**Instructions for the task**
Count the lines in the data below that have "JSON" in them, and reply with only that number.

Extracted data START

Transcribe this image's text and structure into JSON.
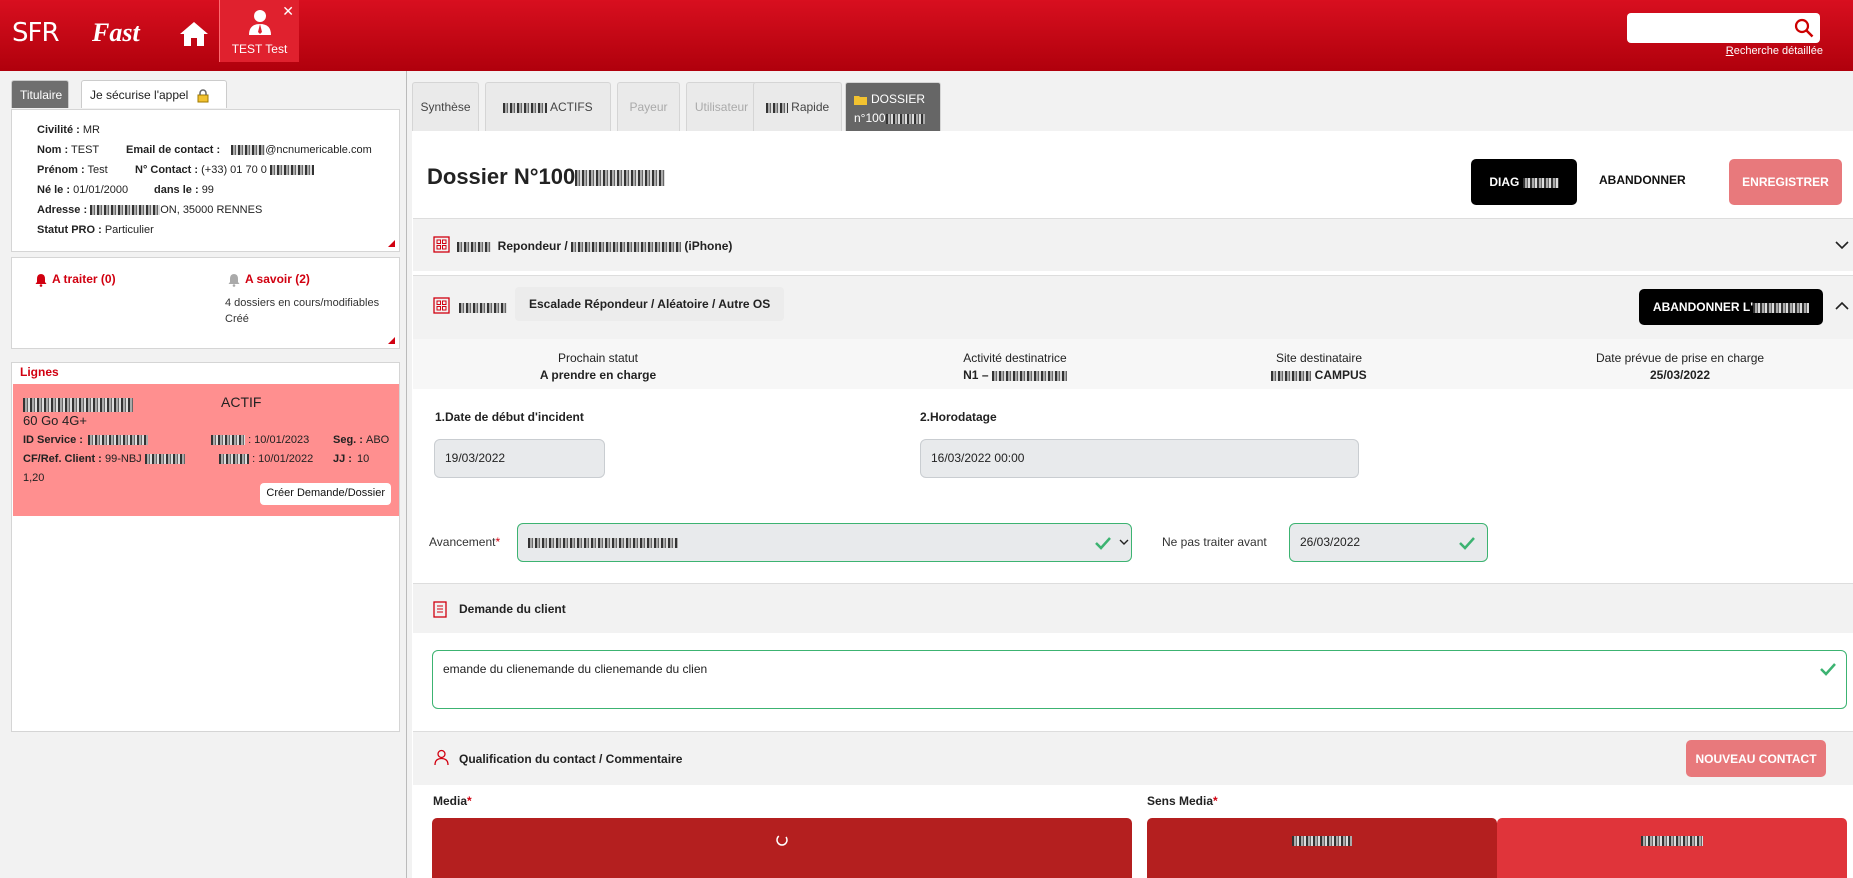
{
  "topbar": {
    "logo_sfr": "SFR",
    "logo_app": "Fast",
    "client_tab_name": "TEST Test",
    "close_glyph": "✕",
    "search_placeholder": "",
    "advanced_search_first": "R",
    "advanced_search_rest": "echerche détaillée"
  },
  "left_tabs": {
    "holder": "Titulaire",
    "secure_call": "Je sécurise l'appel"
  },
  "holder": {
    "civility_label": "Civilité :",
    "civility": "MR",
    "lastname_label": "Nom :",
    "lastname": "TEST",
    "email_label": "Email de contact :",
    "email_suffix": "@ncnumericable.com",
    "firstname_label": "Prénom :",
    "firstname": "Test",
    "contact_label": "N° Contact :",
    "contact": "(+33) 01 70 0",
    "birth_label": "Né le :",
    "birth": "01/01/2000",
    "dept_label": "dans le :",
    "dept": "99",
    "address_label": "Adresse :",
    "address": "ON, 35000 RENNES",
    "pro_label": "Statut PRO :",
    "pro": "Particulier"
  },
  "alerts": {
    "to_process": "A traiter (0)",
    "to_know": "A savoir (2)",
    "desc_line1": "4 dossiers en cours/modifiables",
    "desc_line2": "Créé"
  },
  "lines": {
    "title": "Lignes",
    "status": "ACTIF",
    "offer": "60 Go 4G+",
    "id_label": "ID Service :",
    "date1": ": 10/01/2023",
    "seg_label": "Seg. :",
    "seg": "ABO",
    "cf_label": "CF/Ref. Client :",
    "cf": "99-NBJ",
    "date2": ": 10/01/2022",
    "jj_label": "JJ :",
    "jj": "10",
    "extra": "1,20",
    "create_button": "Créer Demande/Dossier"
  },
  "right_tabs": {
    "synthese": "Synthèse",
    "actifs": "ACTIFS",
    "payeur": "Payeur",
    "utilisateur": "Utilisateur",
    "rapide": "Rapide",
    "dossier_line1": "DOSSIER",
    "dossier_line2": "n°100"
  },
  "dossier": {
    "title": "Dossier N°100",
    "diag_button": "DIAG",
    "abandon_button": "ABANDONNER",
    "save_button": "ENREGISTRER"
  },
  "motif": {
    "item1": "Repondeur",
    "sep": "/",
    "item2": "(iPhone)"
  },
  "escalade": {
    "item1": "Escalade Répondeur",
    "item2": "Aléatoire",
    "item3": "Autre OS",
    "abandon_escalade_button": "ABANDONNER L'"
  },
  "info": {
    "next_status_label": "Prochain statut",
    "next_status": "A prendre en charge",
    "activity_label": "Activité destinatrice",
    "activity": "N1 –",
    "site_label": "Site destinataire",
    "site": "CAMPUS",
    "date_label": "Date prévue de prise en charge",
    "date": "25/03/2022"
  },
  "form": {
    "incident_label": "1.Date de début d'incident",
    "incident_value": "19/03/2022",
    "horodatage_label": "2.Horodatage",
    "horodatage_value": "16/03/2022 00:00",
    "avancement_label": "Avancement",
    "avancement_value": "",
    "not_before_label": "Ne pas traiter avant",
    "not_before_value": "26/03/2022",
    "required_mark": "*"
  },
  "demande": {
    "title": "Demande du client",
    "text": "emande du clienemande du clienemande du clien"
  },
  "qualification": {
    "title": "Qualification du contact / Commentaire",
    "new_contact_button": "NOUVEAU CONTACT",
    "media_label": "Media",
    "sens_label": "Sens Media"
  },
  "colors": {
    "brand_red": "#d10010",
    "success_green": "#3cb371",
    "soft_red": "#e8797c"
  }
}
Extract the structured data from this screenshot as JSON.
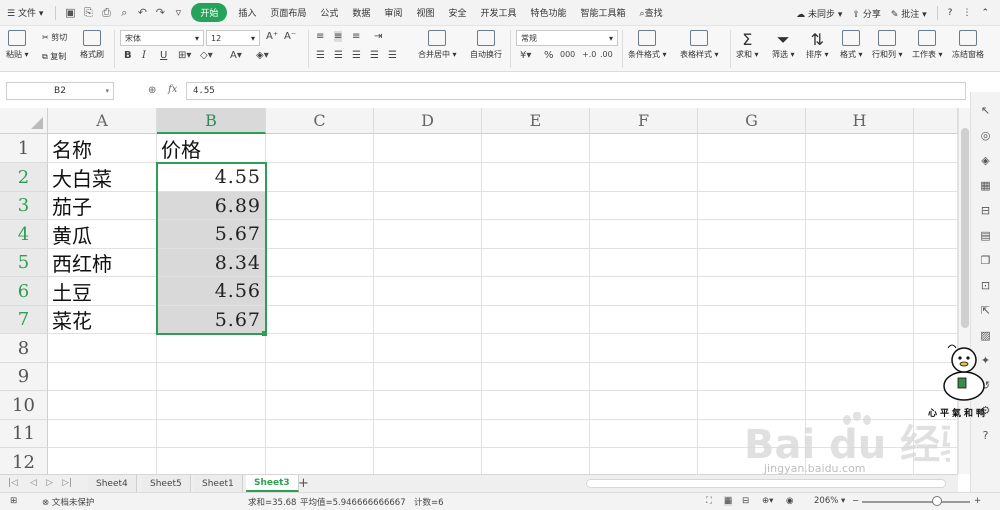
{
  "menubar": {
    "file_label": "文件",
    "tabs": [
      {
        "label": "开始",
        "active": true
      },
      {
        "label": "插入"
      },
      {
        "label": "页面布局"
      },
      {
        "label": "公式"
      },
      {
        "label": "数据"
      },
      {
        "label": "审阅"
      },
      {
        "label": "视图"
      },
      {
        "label": "安全"
      },
      {
        "label": "开发工具"
      },
      {
        "label": "特色功能"
      },
      {
        "label": "智能工具箱"
      },
      {
        "label": "查找"
      }
    ],
    "sync_label": "未同步",
    "share_label": "分享",
    "comment_label": "批注",
    "help_label": "?"
  },
  "ribbon": {
    "paste_label": "粘贴",
    "cut_label": "剪切",
    "copy_label": "复制",
    "format_painter_label": "格式刷",
    "font_name": "宋体",
    "font_size": "12",
    "merge_label": "合并居中",
    "wrap_label": "自动换行",
    "number_format": "常规",
    "cond_format_label": "条件格式",
    "table_style_label": "表格样式",
    "sum_label": "求和",
    "filter_label": "筛选",
    "sort_label": "排序",
    "format_label": "格式",
    "rowcol_label": "行和列",
    "worksheet_label": "工作表",
    "freeze_label": "冻结窗格",
    "bold": "B",
    "italic": "I",
    "underline": "U",
    "percent": "%",
    "thousands": "000"
  },
  "formula_bar": {
    "cell_ref": "B2",
    "fx_label": "fx",
    "value": "4.55"
  },
  "grid": {
    "columns": [
      "A",
      "B",
      "C",
      "D",
      "E",
      "F",
      "G",
      "H"
    ],
    "rows": [
      "1",
      "2",
      "3",
      "4",
      "5",
      "6",
      "7",
      "8",
      "9",
      "10",
      "11",
      "12"
    ],
    "cells": {
      "A1": "名称",
      "B1": "价格",
      "A2": "大白菜",
      "B2": "4.55",
      "A3": "茄子",
      "B3": "6.89",
      "A4": "黄瓜",
      "B4": "5.67",
      "A5": "西红柿",
      "B5": "8.34",
      "A6": "土豆",
      "B6": "4.56",
      "A7": "菜花",
      "B7": "5.67"
    }
  },
  "sheets": [
    {
      "label": "Sheet4"
    },
    {
      "label": "Sheet5"
    },
    {
      "label": "Sheet1"
    },
    {
      "label": "Sheet3",
      "active": true
    }
  ],
  "status": {
    "protect_label": "文档未保护",
    "sum_text": "求和=35.68",
    "avg_text": "平均值=5.946666666667",
    "count_text": "计数=6",
    "zoom": "206%"
  },
  "watermark": {
    "duck_caption": "心平氣和鸭",
    "site_text": "Bai du 经验",
    "site_url": "jingyan.baidu.com"
  },
  "colors": {
    "accent": "#2e9e55",
    "selection_fill": "#d9d9d9"
  }
}
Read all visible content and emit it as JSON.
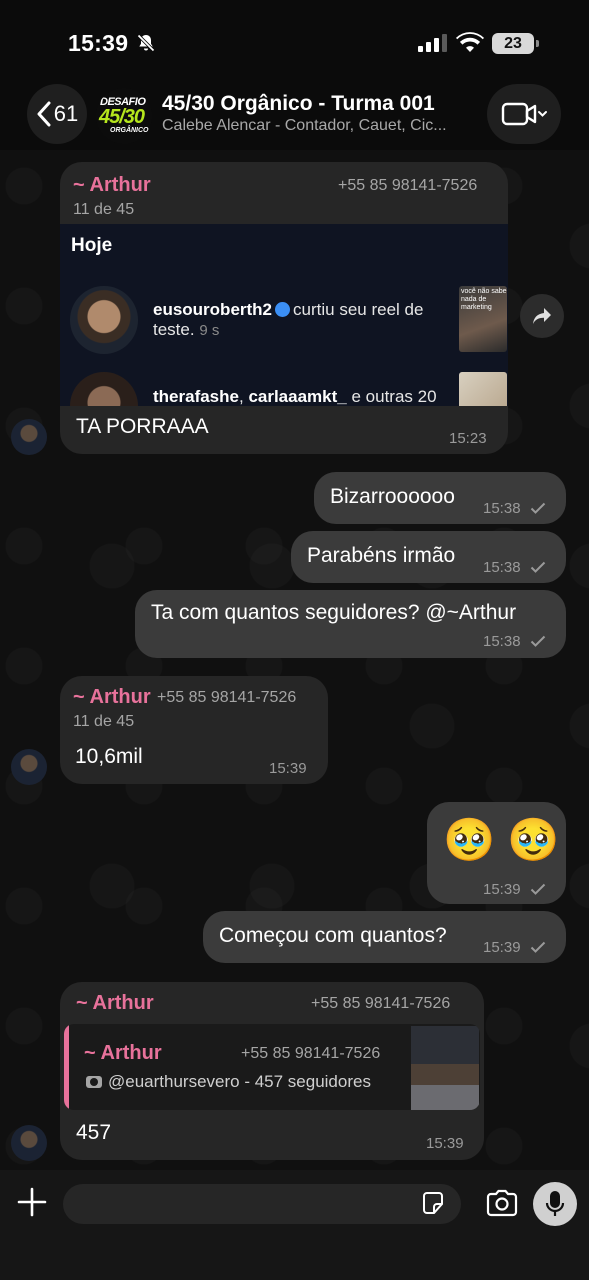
{
  "status_bar": {
    "time": "15:39",
    "battery": "23"
  },
  "header": {
    "back_count": "61",
    "group_logo_line1": "DESAFIO",
    "group_logo_line2": "45/30",
    "group_logo_line3": "ORGÂNICO",
    "title": "45/30 Orgânico - Turma 001",
    "subtitle": "Calebe Alencar - Contador, Cauet, Cic..."
  },
  "messages": [
    {
      "direction": "in",
      "sender": "~ Arthur",
      "phone": "+55 85 98141-7526",
      "subinfo": "11 de 45",
      "screenshot": {
        "heading": "Hoje",
        "user1": "eusouroberth2",
        "text1": "curtiu seu reel de",
        "text1b": "teste.",
        "age1": "9 s",
        "thumb1_caption": "você não sabe nada de marketing",
        "user2a": "therafashe",
        "user2b": "carlaaamkt_",
        "text2": "e outras 20"
      },
      "text": "TA PORRAAA",
      "time": "15:23"
    },
    {
      "direction": "out",
      "text": "Bizarroooooo",
      "time": "15:38"
    },
    {
      "direction": "out",
      "text": "Parabéns irmão",
      "time": "15:38"
    },
    {
      "direction": "out",
      "text": "Ta com quantos seguidores? @~Arthur",
      "time": "15:38"
    },
    {
      "direction": "in",
      "sender": "~ Arthur",
      "phone": "+55 85 98141-7526",
      "subinfo": "11 de 45",
      "text": "10,6mil",
      "time": "15:39"
    },
    {
      "direction": "out",
      "text": "🥹 🥹",
      "time": "15:39"
    },
    {
      "direction": "out",
      "text": "Começou com quantos?",
      "time": "15:39"
    },
    {
      "direction": "in",
      "sender": "~ Arthur",
      "phone": "+55 85 98141-7526",
      "quote": {
        "sender": "~ Arthur",
        "phone": "+55 85 98141-7526",
        "text": "@euarthursevero - 457 seguidores"
      },
      "text": "457",
      "time": "15:39"
    }
  ],
  "input": {
    "placeholder": ""
  },
  "icons": {
    "mute": "bell-slash-icon",
    "back": "chevron-left-icon",
    "video": "video-camera-icon",
    "forward": "share-forward-icon",
    "plus": "plus-icon",
    "sticker": "sticker-icon",
    "camera": "camera-icon",
    "mic": "microphone-icon"
  },
  "colors": {
    "sender_name": "#e8729b",
    "incoming_bubble": "#262626",
    "outgoing_bubble": "#3b3b3b"
  }
}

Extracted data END

**Task answer**
3